The shamanic journey occurs by shifting awareness or consciousness in order to allow part of your soul to leave the body. The drum or rattle is frequently used. The slow repetitive rhythm shifts the individuals “rhythm” so that he or she can journey. Just the way a soothing song can help an someone achieve a calmer state. The rhythm of the drum puts you in the right state to journey. The drum beat used is very close to the frequency that is measured from the earth, and has proved effective for the majority of people. [From https://www.shamanlinks.net/shaman-info/about-shamanism/the-shamanic-journey/]
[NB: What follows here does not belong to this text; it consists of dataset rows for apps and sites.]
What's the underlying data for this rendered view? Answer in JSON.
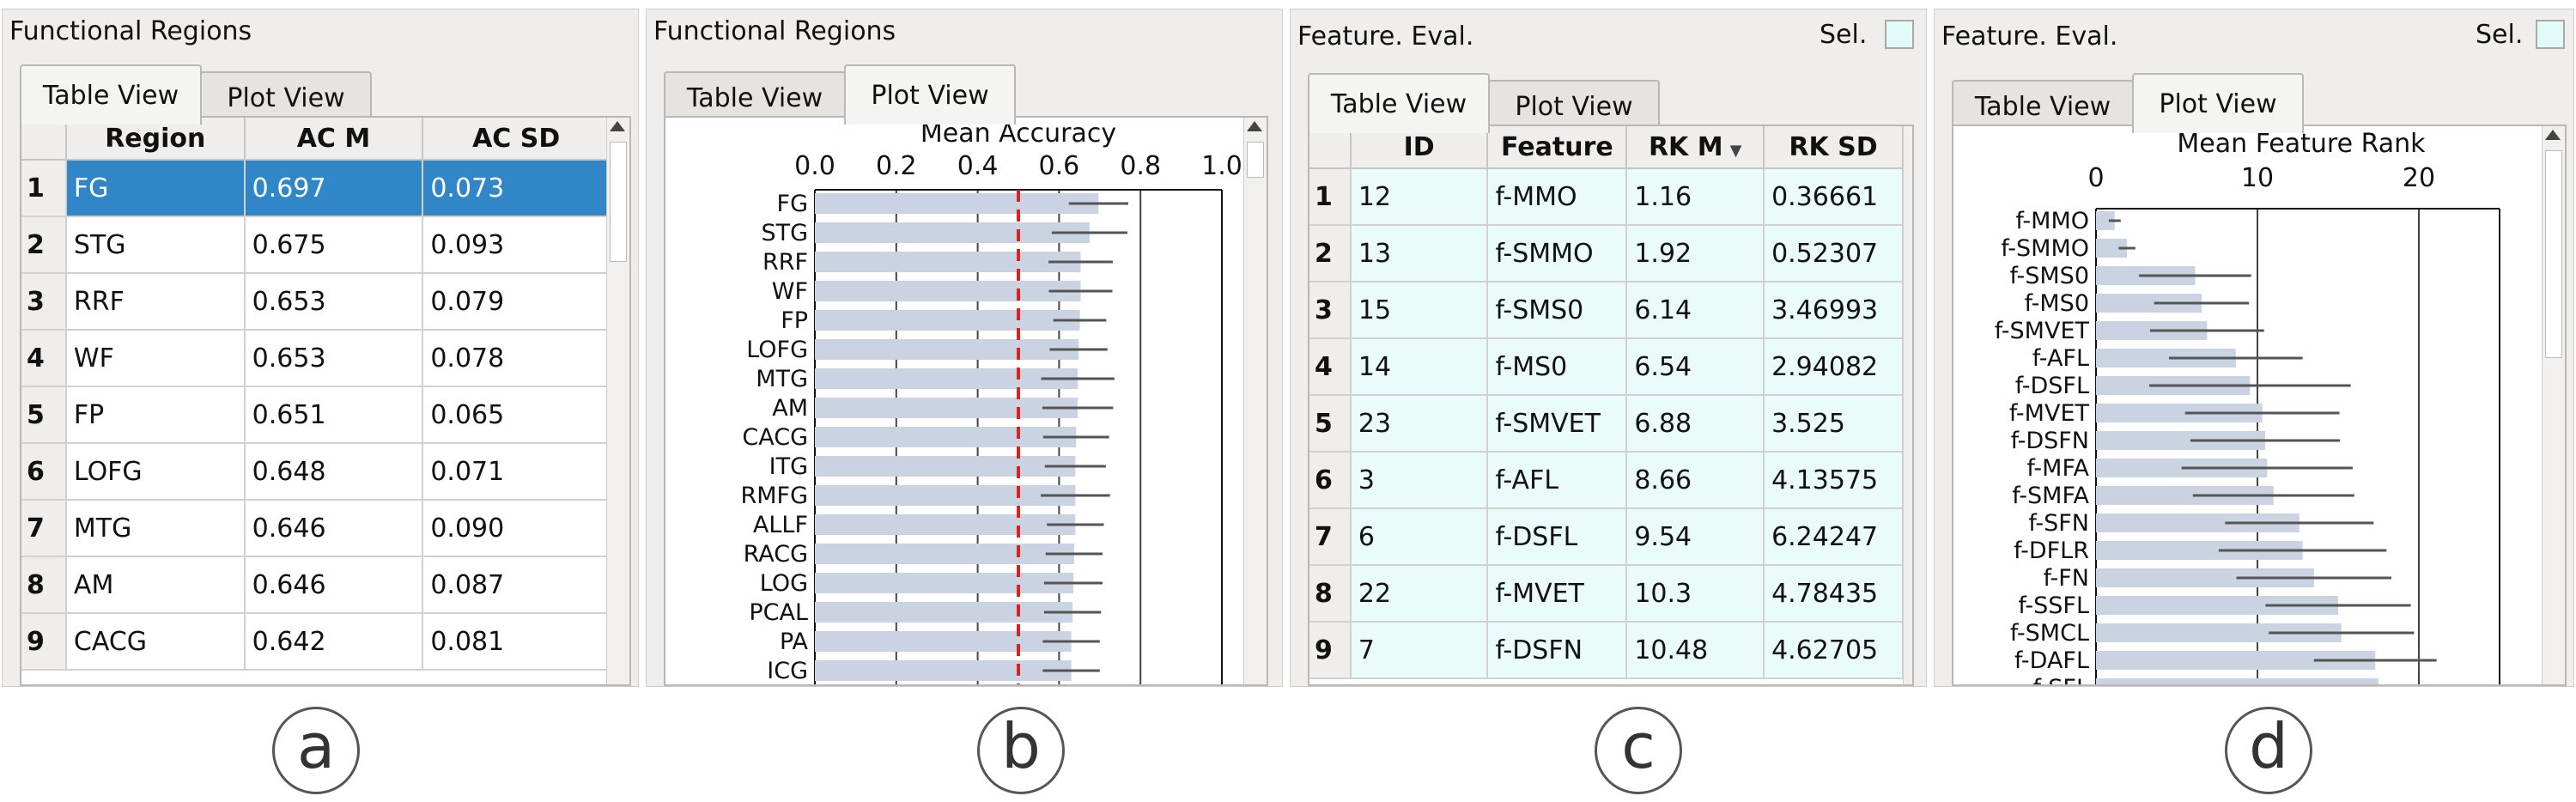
{
  "panels": {
    "a": {
      "title": "Functional Regions",
      "tabs": [
        "Table View",
        "Plot View"
      ],
      "active_tab": 0,
      "columns": [
        "Region",
        "AC M",
        "AC SD"
      ],
      "rows": [
        [
          "1",
          "FG",
          "0.697",
          "0.073"
        ],
        [
          "2",
          "STG",
          "0.675",
          "0.093"
        ],
        [
          "3",
          "RRF",
          "0.653",
          "0.079"
        ],
        [
          "4",
          "WF",
          "0.653",
          "0.078"
        ],
        [
          "5",
          "FP",
          "0.651",
          "0.065"
        ],
        [
          "6",
          "LOFG",
          "0.648",
          "0.071"
        ],
        [
          "7",
          "MTG",
          "0.646",
          "0.090"
        ],
        [
          "8",
          "AM",
          "0.646",
          "0.087"
        ],
        [
          "9",
          "CACG",
          "0.642",
          "0.081"
        ]
      ],
      "selected_row": 0
    },
    "b": {
      "title": "Functional Regions",
      "tabs": [
        "Table View",
        "Plot View"
      ],
      "active_tab": 1
    },
    "c": {
      "title": "Feature. Eval.",
      "sel_label": "Sel.",
      "tabs": [
        "Table View",
        "Plot View"
      ],
      "active_tab": 0,
      "columns": [
        "ID",
        "Feature",
        "RK M",
        "RK SD"
      ],
      "sort_column": "RK M",
      "rows": [
        [
          "1",
          "12",
          "f-MMO",
          "1.16",
          "0.36661"
        ],
        [
          "2",
          "13",
          "f-SMMO",
          "1.92",
          "0.52307"
        ],
        [
          "3",
          "15",
          "f-SMS0",
          "6.14",
          "3.46993"
        ],
        [
          "4",
          "14",
          "f-MS0",
          "6.54",
          "2.94082"
        ],
        [
          "5",
          "23",
          "f-SMVET",
          "6.88",
          "3.525"
        ],
        [
          "6",
          "3",
          "f-AFL",
          "8.66",
          "4.13575"
        ],
        [
          "7",
          "6",
          "f-DSFL",
          "9.54",
          "6.24247"
        ],
        [
          "8",
          "22",
          "f-MVET",
          "10.3",
          "4.78435"
        ],
        [
          "9",
          "7",
          "f-DSFN",
          "10.48",
          "4.62705"
        ]
      ]
    },
    "d": {
      "title": "Feature. Eval.",
      "sel_label": "Sel.",
      "tabs": [
        "Table View",
        "Plot View"
      ],
      "active_tab": 1
    }
  },
  "captions": [
    "a",
    "b",
    "c",
    "d"
  ],
  "colors": {
    "bar": "#c9d3e1",
    "selection": "#3186c8",
    "threshold": "#e02020",
    "row_tint": "#e9fcfa"
  },
  "chart_data": [
    {
      "type": "bar",
      "orientation": "horizontal",
      "title": "Mean Accuracy",
      "xlim": [
        0.0,
        1.0
      ],
      "xticks": [
        "0.0",
        "0.2",
        "0.4",
        "0.6",
        "0.8",
        "1.0"
      ],
      "grid": true,
      "reference_line": 0.5,
      "categories": [
        "FG",
        "STG",
        "RRF",
        "WF",
        "FP",
        "LOFG",
        "MTG",
        "AM",
        "CACG",
        "ITG",
        "RMFG",
        "ALLF",
        "RACG",
        "LOG",
        "PCAL",
        "PA",
        "ICG"
      ],
      "values": [
        0.697,
        0.675,
        0.653,
        0.653,
        0.651,
        0.648,
        0.646,
        0.646,
        0.642,
        0.64,
        0.64,
        0.64,
        0.637,
        0.635,
        0.633,
        0.63,
        0.63
      ],
      "error": [
        0.073,
        0.093,
        0.079,
        0.078,
        0.065,
        0.071,
        0.09,
        0.087,
        0.081,
        0.075,
        0.085,
        0.07,
        0.07,
        0.072,
        0.07,
        0.07,
        0.07
      ]
    },
    {
      "type": "bar",
      "orientation": "horizontal",
      "title": "Mean Feature Rank",
      "xlim": [
        0,
        25
      ],
      "xticks": [
        "0",
        "10",
        "20"
      ],
      "grid": true,
      "categories": [
        "f-MMO",
        "f-SMMO",
        "f-SMS0",
        "f-MS0",
        "f-SMVET",
        "f-AFL",
        "f-DSFL",
        "f-MVET",
        "f-DSFN",
        "f-MFA",
        "f-SMFA",
        "f-SFN",
        "f-DFLR",
        "f-FN",
        "f-SSFL",
        "f-SMCL",
        "f-DAFL",
        "f-SFL"
      ],
      "values": [
        1.16,
        1.92,
        6.14,
        6.54,
        6.88,
        8.66,
        9.54,
        10.3,
        10.48,
        10.6,
        11.0,
        12.6,
        12.8,
        13.5,
        15.0,
        15.2,
        17.3,
        17.5
      ],
      "error": [
        0.37,
        0.52,
        3.47,
        2.94,
        3.53,
        4.14,
        6.24,
        4.78,
        4.63,
        5.3,
        5.0,
        4.6,
        5.2,
        4.8,
        4.5,
        4.5,
        3.8,
        3.8
      ]
    }
  ]
}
I’ve learned that everyone’s journey is different. Mine involved an out of body and trance-like dreamy experience —  meeting my spirit guides and my spirit animal (a wolf, of course), and a feeling of release of toxins and pain–and a sort of rebirth. I felt as if I was physically still in the room and simultaneously travelled away from my physical body. When Carmen brought me back from the journey and I regained my awareness of the present moment, I felt completely changed from the person who had walked in two hours before. Lighter, less burdened, less desolate, less weighted down by a thousand ton boulder crushing my heart.

Are you asking yourself if I exaggerated or if it was as intense as I’ve shared? Yup, it was, and even more so.

And all I know for sure is that I felt better walking out than I had walking in, and for the most part, that’s stayed with me, along with a renewed sense of purpose, and maybe even healed a bit.